Mockito: ArgumentCaptor

Three ways to create ArgumentCaptor in unit tests (Mockito JUnit Runner, annotations, or factory method) and its different usage.


For those who don’t know Mockito, Mockito is the most popular mocking framework in Java, which allows the creation of mock objects in unit tests. Today I’m going to share with you one of its powerful features: ArgumentCaptor. After reading this article, you will understand:

  • How to create argument captor
  • How to use it

This article is written with Mockito 1.10.19. Let’s get started.

Argument Captor

Argument captor captures argument values for further assertions. Mockito verifies argument values in natural Java style: by using an equals() method. This is also the recommended way of matching arguments because it makes tests clean and simple. In some situations though, it is helpful to assert on certain arguments after the actual verification.

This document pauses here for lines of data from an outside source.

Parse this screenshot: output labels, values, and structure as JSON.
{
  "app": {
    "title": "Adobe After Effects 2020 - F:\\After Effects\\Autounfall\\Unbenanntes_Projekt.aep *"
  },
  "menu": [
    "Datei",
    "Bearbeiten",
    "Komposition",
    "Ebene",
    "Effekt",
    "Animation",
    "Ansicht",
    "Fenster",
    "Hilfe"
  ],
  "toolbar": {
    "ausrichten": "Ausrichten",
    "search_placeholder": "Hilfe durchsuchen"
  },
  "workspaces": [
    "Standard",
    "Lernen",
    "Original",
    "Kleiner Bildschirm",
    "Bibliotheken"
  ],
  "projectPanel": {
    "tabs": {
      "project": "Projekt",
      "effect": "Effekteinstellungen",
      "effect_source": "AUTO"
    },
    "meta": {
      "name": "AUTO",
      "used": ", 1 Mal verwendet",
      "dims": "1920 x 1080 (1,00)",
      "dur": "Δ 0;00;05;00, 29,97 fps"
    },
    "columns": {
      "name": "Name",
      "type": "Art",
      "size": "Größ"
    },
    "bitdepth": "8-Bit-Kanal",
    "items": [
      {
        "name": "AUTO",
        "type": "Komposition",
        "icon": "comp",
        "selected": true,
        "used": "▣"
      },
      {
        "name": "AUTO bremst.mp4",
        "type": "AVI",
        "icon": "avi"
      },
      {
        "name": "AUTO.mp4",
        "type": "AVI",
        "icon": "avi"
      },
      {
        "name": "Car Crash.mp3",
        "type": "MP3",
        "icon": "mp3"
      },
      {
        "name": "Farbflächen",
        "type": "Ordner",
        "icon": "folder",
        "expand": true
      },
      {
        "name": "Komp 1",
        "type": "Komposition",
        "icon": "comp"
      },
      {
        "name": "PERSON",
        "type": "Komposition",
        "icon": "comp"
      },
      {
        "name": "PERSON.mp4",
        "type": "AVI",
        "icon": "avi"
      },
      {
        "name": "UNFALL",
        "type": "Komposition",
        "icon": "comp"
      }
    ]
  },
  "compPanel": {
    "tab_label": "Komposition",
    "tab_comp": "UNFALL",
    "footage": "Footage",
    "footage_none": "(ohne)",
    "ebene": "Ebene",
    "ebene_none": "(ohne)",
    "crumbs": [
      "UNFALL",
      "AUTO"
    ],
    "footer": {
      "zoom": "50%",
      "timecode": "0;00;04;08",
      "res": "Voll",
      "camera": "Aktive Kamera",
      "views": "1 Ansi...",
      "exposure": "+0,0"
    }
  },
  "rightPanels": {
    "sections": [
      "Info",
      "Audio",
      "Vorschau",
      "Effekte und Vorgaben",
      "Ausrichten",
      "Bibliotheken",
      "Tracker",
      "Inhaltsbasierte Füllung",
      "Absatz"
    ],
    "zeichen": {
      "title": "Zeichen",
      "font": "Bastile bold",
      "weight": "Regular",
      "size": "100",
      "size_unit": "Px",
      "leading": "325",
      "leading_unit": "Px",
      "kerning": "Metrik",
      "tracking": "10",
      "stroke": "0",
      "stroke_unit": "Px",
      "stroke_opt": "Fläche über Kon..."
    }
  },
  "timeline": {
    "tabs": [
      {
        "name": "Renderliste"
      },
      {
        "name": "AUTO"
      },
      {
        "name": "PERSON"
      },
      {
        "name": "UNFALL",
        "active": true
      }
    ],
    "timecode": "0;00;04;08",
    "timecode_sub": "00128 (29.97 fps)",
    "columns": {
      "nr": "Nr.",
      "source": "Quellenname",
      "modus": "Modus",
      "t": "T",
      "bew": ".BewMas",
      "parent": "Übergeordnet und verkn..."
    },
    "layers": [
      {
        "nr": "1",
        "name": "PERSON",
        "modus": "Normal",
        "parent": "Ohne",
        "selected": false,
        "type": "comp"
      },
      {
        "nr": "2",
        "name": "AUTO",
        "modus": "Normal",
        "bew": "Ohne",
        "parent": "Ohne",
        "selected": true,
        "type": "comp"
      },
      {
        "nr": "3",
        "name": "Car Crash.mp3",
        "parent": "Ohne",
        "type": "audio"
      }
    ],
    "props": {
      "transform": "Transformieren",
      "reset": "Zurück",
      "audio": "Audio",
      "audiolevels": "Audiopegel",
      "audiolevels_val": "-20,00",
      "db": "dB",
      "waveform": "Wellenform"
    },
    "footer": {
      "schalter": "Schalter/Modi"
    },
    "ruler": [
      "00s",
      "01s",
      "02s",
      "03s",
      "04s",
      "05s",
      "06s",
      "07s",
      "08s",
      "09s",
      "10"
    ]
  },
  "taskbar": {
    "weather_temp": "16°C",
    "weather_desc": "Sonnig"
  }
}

Here are two different ways to create an instance of ArgumentCaptor: using annotation @Captor or using static method ArgumentCaptor#forClass.

The first way to create the argument captor is to use annotation @Captor declared on field. If you are using JUnit 4, you can initialize it with Mockito JUnit Runner.

public class MockitoArgumentCaptorTest {

  private ArgumentCaptor<String> stringCaptor;


If you have already another runner, or you don’t like Mockito JUnit Runner, you can also initialize the argument captor with method MockitoAnnotations#initMocks before each test via set up method @Before.

public class MockitoArgumentCaptor2Test {

  private ArgumentCaptor<String> stringCaptor;

  public void setUp() {


The third way is to use the static method available in Argument Captor class.

ArgumentCaptor<String> captor = ArgumentCaptor.forClass(String.class);

The parameterized type T is String in my examples, it stands for the type of the argument to be captured.


Argument captor captures argument values for further assertions. It means asserting argument after the actual verification of Mockito. For example, in the following example, instead of verifying “Foo” is added, we capture the value into ArgumentCaptor<String> stringCaptor and assert it later via method #getValue, which returns “Foo”. This can be useful when it’s difficult to construct the actual argument, when you only want to assert the key parts of that argument, when you believe it increases the readability of the test etc.

List<String> strings = Mockito.spy(new ArrayList<>());

// actual verification

// assert argument

Argument captor can capture multiple argument instances. Whenever the method is called, the argument is captured. After verifications, you can retrieve all the argument instances captured in order. For example, if it captured two words “Foo” (earlier) and “Bar” (later), calling method ArgumentCaptor#getAllValues will return “Foo” and “Bar” in order. However, ArgumentCaptor#getValue will return the latest one.

List<String> strings = Mockito.spy(new ArrayList<>());

// actual verification
Mockito.verify(strings, times(2)).add(stringCaptor.capture());

// assert last capture

// assert all captures
assertThat(stringCaptor.getAllValues()).containsExactly("Foo", "Bar");

Sometimes, you will face to more complex cases where the method under test accepts multiple arguments. In this case, you need to be careful about your argument captors. Putting argument captor means you want to use argument matchers. You can NOT use argument matcher in a single parameter, you must use it on all the parameters. Here is a conterexample:

  /!\ ERROR /!\
 Invalid use of argument matchers!
 2 matchers expected, 1 recorded:
 -> at io.mincongh.library.mockito.verify.MockitoArgumentCaptorTest.captureOneParam(

 This exception may occur if matchers are combined with raw values:
     someMethod(anyObject(), "raw String");
 When using matchers, all arguments have to be provided by matchers.
 For example:
     someMethod(anyObject(), eq("String by matcher"));
Mockito.verify(strings).add(0, stringCaptor.capture()); // DON'T do this

Instead, you need to either capture all the arguments, or use an ANY matcher to skip the capture. There are similar methods for different primitive types (int, long, double, boolean, …), collections (List, Set, …), and Object. You need to choose the most appropriated one to your case.

List<String> strings = Mockito.spy(new ArrayList<>());
strings.add(0, "Foo");

// use Matchers#anyInt because we don't want to check the index (0)
// we only care about the value captured
Mockito.verify(strings).add(anyInt(), stringCaptor.capture());


In this article, I shared two different ways to initialize Argument Captor via static method or annotations (JUnit Runner or annotations initialization before each test). The source code is available on GitHub. Interested to know more? You can subscribe to the feed of my blog, follow me on Twitter or GitHub. Hope you enjoy this article, see you the next time!